In the aftermath of hurricane Irma, we are receiving many legal questions, mainly focused on employment law, insurance law and bankruptcy law. We have summarized these into a Q&A: a basic guide on how to act (legally) in these exceptional circumstances, in order for you to have some initial advice directly available to you online and free of charge. Should you need more assistance, you can contact our SXM Helpdesk.


Can I terminate employment agreements?
Case law with respect to the 1995 hurricane Luis (a category 5 hurricane, as was Irma) shows that situations like these do not result in automatic termination of employment agreements. Employers remain obligated to terminate the employment agreements validly.

Which formalities do I need to exercise when terminating employment agreements?
Also in situations like these, like any other termination, validly terminating employment agreements can only be done either by:

  1. mutual consent;
  2. giving notice (after having obtained the required permission thereto from the Secretary General from the Ministry of Public Health, Social Development and Labor); or
  3. by requesting the Court to dissolve the employment agreements.

How can we help?
What is the best solution in your specific situation, depends on a number of factors. If employees are understanding, you might be able to reach agreements with each individual employee. Should you need to go to Court, you cannot do this until they have reopened and are fully operational again. You can find updates regarding this here.
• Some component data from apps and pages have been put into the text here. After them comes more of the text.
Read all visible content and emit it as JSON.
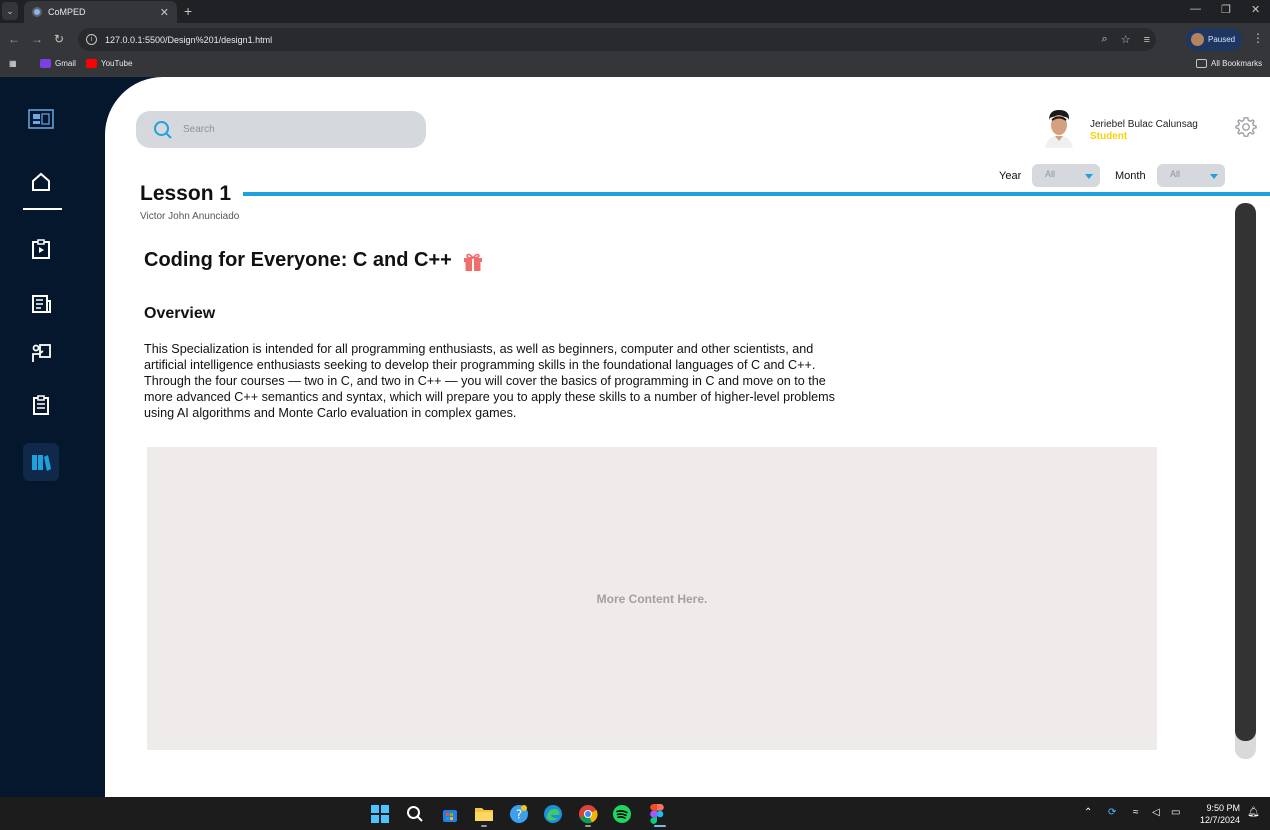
{
  "browser": {
    "tab_title": "CoMPED",
    "url": "127.0.0.1:5500/Design%201/design1.html",
    "profile_label": "Paused",
    "bookmarks": [
      "Gmail",
      "YouTube"
    ],
    "all_bookmarks": "All Bookmarks"
  },
  "sidebar": {
    "items": [
      {
        "icon": "logo-icon"
      },
      {
        "icon": "home-icon"
      },
      {
        "icon": "video-clipboard-icon"
      },
      {
        "icon": "newspaper-icon"
      },
      {
        "icon": "teacher-board-icon"
      },
      {
        "icon": "clipboard-icon"
      },
      {
        "icon": "library-books-icon",
        "active": true
      }
    ]
  },
  "search": {
    "placeholder": "Search"
  },
  "user": {
    "name": "Jeriebel Bulac Calunsag",
    "role": "Student"
  },
  "filters": {
    "year_label": "Year",
    "year_value": "All",
    "month_label": "Month",
    "month_value": "All"
  },
  "lesson": {
    "title": "Lesson 1",
    "author": "Victor John Anunciado",
    "course_title": "Coding for Everyone: C and C++",
    "overview_heading": "Overview",
    "description": "This Specialization is intended for all programming enthusiasts, as well as beginners, computer and other scientists, and\n artificial intelligence enthusiasts seeking to develop their programming skills in the foundational languages of C and C++.\nThrough the four courses — two in C, and two in C++ — you will cover the basics of programming in C and move on to the\nmore advanced C++ semantics and syntax, which will prepare you to apply these skills to a number of higher-level problems\nusing AI algorithms and Monte Carlo evaluation in complex games.",
    "more_content": "More Content Here."
  },
  "taskbar": {
    "time": "9:50 PM",
    "date": "12/7/2024"
  },
  "colors": {
    "sidebar": "#04172c",
    "accent": "#1ea2dd",
    "role": "#f5d10a",
    "content_box": "#efebea"
  }
}
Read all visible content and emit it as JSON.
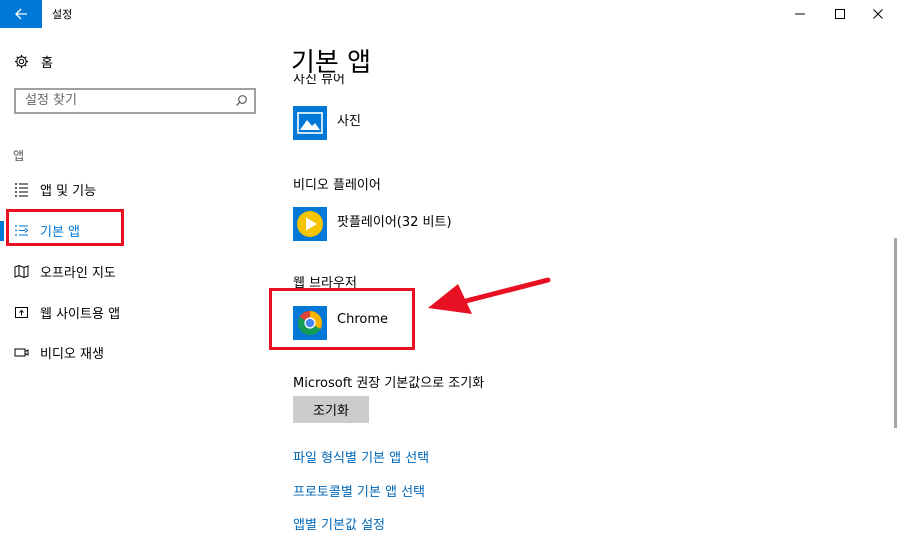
{
  "window": {
    "title": "설정"
  },
  "sidebar": {
    "home_label": "홈",
    "search_placeholder": "설정 찾기",
    "section_label": "앱",
    "items": [
      {
        "label": "앱 및 기능",
        "icon": "list-icon"
      },
      {
        "label": "기본 앱",
        "icon": "default-apps-icon",
        "selected": true
      },
      {
        "label": "오프라인 지도",
        "icon": "map-icon"
      },
      {
        "label": "웹 사이트용 앱",
        "icon": "website-app-icon"
      },
      {
        "label": "비디오 재생",
        "icon": "video-icon"
      }
    ]
  },
  "main": {
    "title": "기본 앱",
    "photo_viewer": {
      "header": "사진 뷰어",
      "app": "사진"
    },
    "video_player": {
      "header": "비디오 플레이어",
      "app": "팟플레이어(32 비트)"
    },
    "web_browser": {
      "header": "웹 브라우저",
      "app": "Chrome"
    },
    "reset": {
      "label": "Microsoft 권장 기본값으로 조기화",
      "button": "조기화"
    },
    "links": [
      "파일 형식별 기본 앱 선택",
      "프로토콜별 기본 앱 선택",
      "앱별 기본값 설정"
    ]
  },
  "colors": {
    "accent": "#0078d7",
    "link": "#0067b8",
    "annotation": "#e81123"
  }
}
If you need assistance in this regard, contact our SXM Helpdesk to see what we can do free of charge, and what services fall outside the scope of our free legal helpdesk.

What notice periods apply when terminating employment agreements?
Pursuant to the Civil Code of St. Maarten, the following notice periods – which are related to the years of service of the employee at the time of termination – are mandatory for the employer:

  • In case of an employment of less than five years: one month notice period.
  • If the employee has been employed 5 years or longer, but less than 10 years, the notice period to be taken into account is two months.
  • If the employee has been employed 10 years or longer, but less than 15 years, the notice period to be taken into account is three months.
  • If the employee has been employed more than 15 years, the notice period is four months.

Are employees entitled to a severance payment, and if so, how much?
Generally there are two calculations used in connection with the termination of an employment agreement: cessantia and the court formula.


By law, an employee is entitled to cessantia (severance) upon termination of the employment agreement, if the employment agreement was terminated for reasons that cannot be attributed to the employee. The amount is related to the years of service of the employee:

Years of service

Applicable cessantia compensation

1 to 10 years

1 week’s salary per year of service

11 to 20 years

1¼ week’s salary per year of service

over 20 years

2 week’s salary per year of service

Court formula

In The Netherlands a formula has been developed by a group of subdistrict courts to calculate a reasonable compensation to be granted to the employees. This court formula is not mandatory and it is up to (each) court to decide whether or not it will use the formula.

This formula consists of a multiplication of the factors A x B x C:

  • A stands for ‘weighed’ years of service.
  • B stands for the usual gross salary, including fixed wage components.
  • C stands for the so-called correction factor to correct the outcome of the multiplication exercise, and usually varies from 0 – 2. It is used to express who is (predominantly) accountable for termination of the employment agreement or who bears the risk of termination (more). The more the employer is responsible for the termination, the higher the C factor. A correction factor of 1 means that neither party is more to blame for the termination.

How can we help?
If desired, we can calculate termination compensations to be offered to your employees, based on the court formula. To do such, we would need some information regarding your specific situation. Please contact our SXM Helpdesk if you would like our assistance in this regard.

What if the employer isn’t solvent and cannot pay salaries?
When a business doesn’t have assets in excess of liabilities and isn’t able to pay its debts, then an insolvency is a likely scenario. If an employer goes bankrupt, the cessantia is paid from the governmental cessantia fund.


This overview is a work in progress, and new Q&A’s on for instance insolvency and liquidation will be added soon. Do you want to stay informed on new additions to this webpage? Follow us on Twitter and LinkedIn and you’ll be notified when additional Q&A’s are published.